These days, lifesaving drugs are getting more expensive and harder for hospitals to find. Especially meds that knock you out during surgery, and ones used to treat cancer, and critically ill patients. In fact, experts say we’re in the midst of the worst drug shortage in U.S. history – with 99 percent of hospitals reporting drug shortages!

Even more unsettling, the Institute for Safe Medication Practices conducted a recent anonymous survey and found that more than half of all hospitals admit they’ve bought meds from so-called “pill scalpers.” Just like ticket scalpers may buy up all the Taylor Swift concert tickets and then re-sell them illegally – pill scalpers do the same thing. They watch drug manufacturers for potential shortages, and stockpile the drugs. Then charge hospitals and pharmacies more than 10 times the usual price.

They also buy drugs from questionable sources - drugs that may not have been stored properly or may be stolen – or even counterfeit.

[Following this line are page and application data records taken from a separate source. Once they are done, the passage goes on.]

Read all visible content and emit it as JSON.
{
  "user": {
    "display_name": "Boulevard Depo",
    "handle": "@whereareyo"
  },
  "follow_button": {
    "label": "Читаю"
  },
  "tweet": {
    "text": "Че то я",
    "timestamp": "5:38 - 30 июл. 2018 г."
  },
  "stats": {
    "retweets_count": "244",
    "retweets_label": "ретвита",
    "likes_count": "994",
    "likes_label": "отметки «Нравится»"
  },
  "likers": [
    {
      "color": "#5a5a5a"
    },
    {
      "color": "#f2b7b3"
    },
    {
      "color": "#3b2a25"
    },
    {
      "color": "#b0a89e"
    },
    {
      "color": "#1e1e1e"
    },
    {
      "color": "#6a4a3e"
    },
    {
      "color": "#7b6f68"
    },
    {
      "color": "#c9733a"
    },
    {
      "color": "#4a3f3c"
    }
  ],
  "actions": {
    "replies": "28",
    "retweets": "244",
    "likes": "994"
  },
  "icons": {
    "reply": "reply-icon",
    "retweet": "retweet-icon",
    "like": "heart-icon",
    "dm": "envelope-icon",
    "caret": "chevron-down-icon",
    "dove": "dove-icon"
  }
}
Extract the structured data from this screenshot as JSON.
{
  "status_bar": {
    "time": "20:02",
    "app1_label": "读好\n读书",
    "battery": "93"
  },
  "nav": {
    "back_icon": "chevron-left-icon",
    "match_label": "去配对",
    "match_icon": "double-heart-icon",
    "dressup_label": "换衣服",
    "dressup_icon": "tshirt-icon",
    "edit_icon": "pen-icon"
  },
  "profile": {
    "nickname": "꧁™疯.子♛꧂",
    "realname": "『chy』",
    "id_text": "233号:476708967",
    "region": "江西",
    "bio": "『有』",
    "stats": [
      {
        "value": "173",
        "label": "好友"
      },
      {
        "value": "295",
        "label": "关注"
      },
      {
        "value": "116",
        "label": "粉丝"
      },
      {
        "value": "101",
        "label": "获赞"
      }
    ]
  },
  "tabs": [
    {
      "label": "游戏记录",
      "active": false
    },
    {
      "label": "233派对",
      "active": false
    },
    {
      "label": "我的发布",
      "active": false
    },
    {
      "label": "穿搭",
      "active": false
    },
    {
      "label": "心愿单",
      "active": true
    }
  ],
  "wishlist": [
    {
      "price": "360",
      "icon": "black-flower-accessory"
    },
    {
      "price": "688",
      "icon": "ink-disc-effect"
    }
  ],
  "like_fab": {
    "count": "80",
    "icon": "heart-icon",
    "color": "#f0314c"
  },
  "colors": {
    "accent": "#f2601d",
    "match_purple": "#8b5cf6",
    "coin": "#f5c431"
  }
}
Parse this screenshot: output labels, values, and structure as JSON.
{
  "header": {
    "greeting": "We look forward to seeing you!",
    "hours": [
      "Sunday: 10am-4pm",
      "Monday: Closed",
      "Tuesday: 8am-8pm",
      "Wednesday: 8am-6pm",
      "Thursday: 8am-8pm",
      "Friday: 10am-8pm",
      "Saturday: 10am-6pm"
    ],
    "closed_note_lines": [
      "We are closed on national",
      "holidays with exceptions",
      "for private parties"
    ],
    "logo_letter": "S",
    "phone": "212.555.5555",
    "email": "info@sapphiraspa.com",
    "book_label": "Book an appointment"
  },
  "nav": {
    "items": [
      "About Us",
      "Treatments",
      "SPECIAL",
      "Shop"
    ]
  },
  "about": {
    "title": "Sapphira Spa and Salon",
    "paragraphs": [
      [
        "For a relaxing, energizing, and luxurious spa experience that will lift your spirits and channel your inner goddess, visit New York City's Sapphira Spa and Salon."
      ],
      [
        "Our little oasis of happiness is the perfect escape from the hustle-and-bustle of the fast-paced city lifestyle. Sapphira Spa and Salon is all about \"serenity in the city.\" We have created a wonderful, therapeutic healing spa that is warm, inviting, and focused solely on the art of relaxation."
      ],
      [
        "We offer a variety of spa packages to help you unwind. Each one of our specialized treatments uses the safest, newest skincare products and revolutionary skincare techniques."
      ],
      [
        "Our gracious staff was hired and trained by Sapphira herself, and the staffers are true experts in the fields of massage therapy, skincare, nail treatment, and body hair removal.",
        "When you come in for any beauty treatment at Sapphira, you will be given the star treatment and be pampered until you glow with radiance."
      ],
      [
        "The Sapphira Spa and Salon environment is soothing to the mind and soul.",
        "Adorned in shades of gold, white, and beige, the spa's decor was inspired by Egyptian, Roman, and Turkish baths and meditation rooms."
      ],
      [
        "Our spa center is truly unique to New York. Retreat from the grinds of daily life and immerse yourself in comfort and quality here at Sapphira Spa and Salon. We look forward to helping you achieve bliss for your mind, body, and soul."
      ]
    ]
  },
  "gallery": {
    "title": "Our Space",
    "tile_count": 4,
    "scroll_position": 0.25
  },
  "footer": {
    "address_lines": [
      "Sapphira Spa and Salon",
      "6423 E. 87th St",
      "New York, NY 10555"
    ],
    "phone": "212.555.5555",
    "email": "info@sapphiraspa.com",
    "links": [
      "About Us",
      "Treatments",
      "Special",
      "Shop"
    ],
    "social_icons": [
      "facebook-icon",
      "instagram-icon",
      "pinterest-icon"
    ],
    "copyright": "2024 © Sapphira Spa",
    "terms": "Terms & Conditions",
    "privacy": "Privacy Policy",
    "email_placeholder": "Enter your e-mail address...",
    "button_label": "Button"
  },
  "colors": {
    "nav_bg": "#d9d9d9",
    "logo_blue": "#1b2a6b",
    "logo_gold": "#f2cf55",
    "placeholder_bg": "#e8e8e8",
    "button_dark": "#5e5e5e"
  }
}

But with desperate patients in need of medicine, some doctors and hospitals feel like they have no choice but to buy drugs from pill scalpers.

And the FDA can’t do much about it. They don’t have the power to force manufacturers to make certain drugs.

So now lawmakers are trying to step in and force the drug manufacturers to at least notify hospitals of an impending shortage. Experts say that alone won’t solve the problem, but it’s a start. We’ll keep you posted on the progress – but if you have surgery planned, you may want to ask your hospital if drug shortages will affect it.